Can you imagine the source code for a program that appears to be simple ASCII art, but if you run this code it generates the lyrics for the "99 Bottles of Beer" song?
I'm sure you recall the song "99 Bottles of Beer on the Wall". Goodness only knows who invented it, but it's the sort of thing that everyone ends up singing at one stage or another for one reason or another. You know how it goes:
99 bottles of beer on the wall, 99 bottles of beer.
Take one down and pass it around, 98 bottles of beer on the wall.
98 bottles of beer on the wall, 98 bottles of beer.
Take one down and pass it around, 97 bottles of beer on the wall.
97 bottles of beer on the wall, 97 bottles of beer.
Take one down and pass it around, 96 bottles of beer on the wall.
1 bottle of beer on the wall, 1 bottle of beer.
Take one down and pass it around, no more bottles of beer on the wall.
No more bottles of beer on the wall, no more bottles of beer.
Go to the store and buy some more, 99 bottles of beer on the wall.
Of course, I'm sure that we all have a little tear rolling down our cheeks at the thought of no more beer, but that's not what we're here to talk about. (Also, I should note that once this song starts rattling around in your head, it's hard to stop humming the little rascal – sorry!)
The point is that I'm on the distribution list for the How Things Work group on Yahoo. Just today, I saw a message relating to the 99 Bottles of Beer website, which is devoted to providing source code programs that will automatically generate the lyrics to the song. In fact, 1102 (and rising) different programming languages and variations are represented.

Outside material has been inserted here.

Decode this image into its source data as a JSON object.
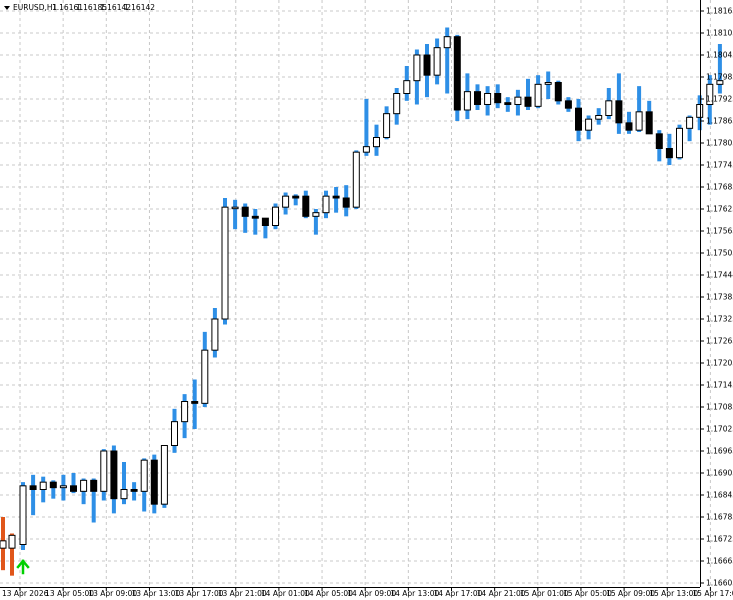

"What's the point?" you ask. Does there have to be a point? Well, the guy who sent out the message to the How Things Work group notes that it's a more interesting way to compare languages than the traditional "Hello World" program. Good point. It's also a more interesting way to perform a first-pass test of a new system.
There are lots of interesting examples on this site. In the case of Perl, for example, there's a standard version, a minimal version, an object-oriented version, a polyglot version, a "Perl for Romans" version and so forth. But perhaps the mega-coolest offering is the "Eyedrops : Bottled by Acme" version", which appears as follows:
(Click this image to view a larger, more detailed version)
At first glance this appears to be a simple "ASCII art" representation of beer bottles (in fact, someone on the site even posted a comment saying "This shouldn't be here, take it down"). However, if you cut and paste the code to a machine with a Perl interpreter (version 5.000 or later) and run it, it will really and truly generate the lyrics for the entire "99 bottles of beer" song!
I am amazed. I bow my head in wonder. Someone out there is crazier (and much, much cleverer) than I. What next, I wonder?
Questions? Comments? Feel free to email me – Clive "Max" Maxfield – at email@example.com). And, of course, if you haven't already done so, don't forget to Sign Up for our weekly Programmable Logic DesignLine Newsletter.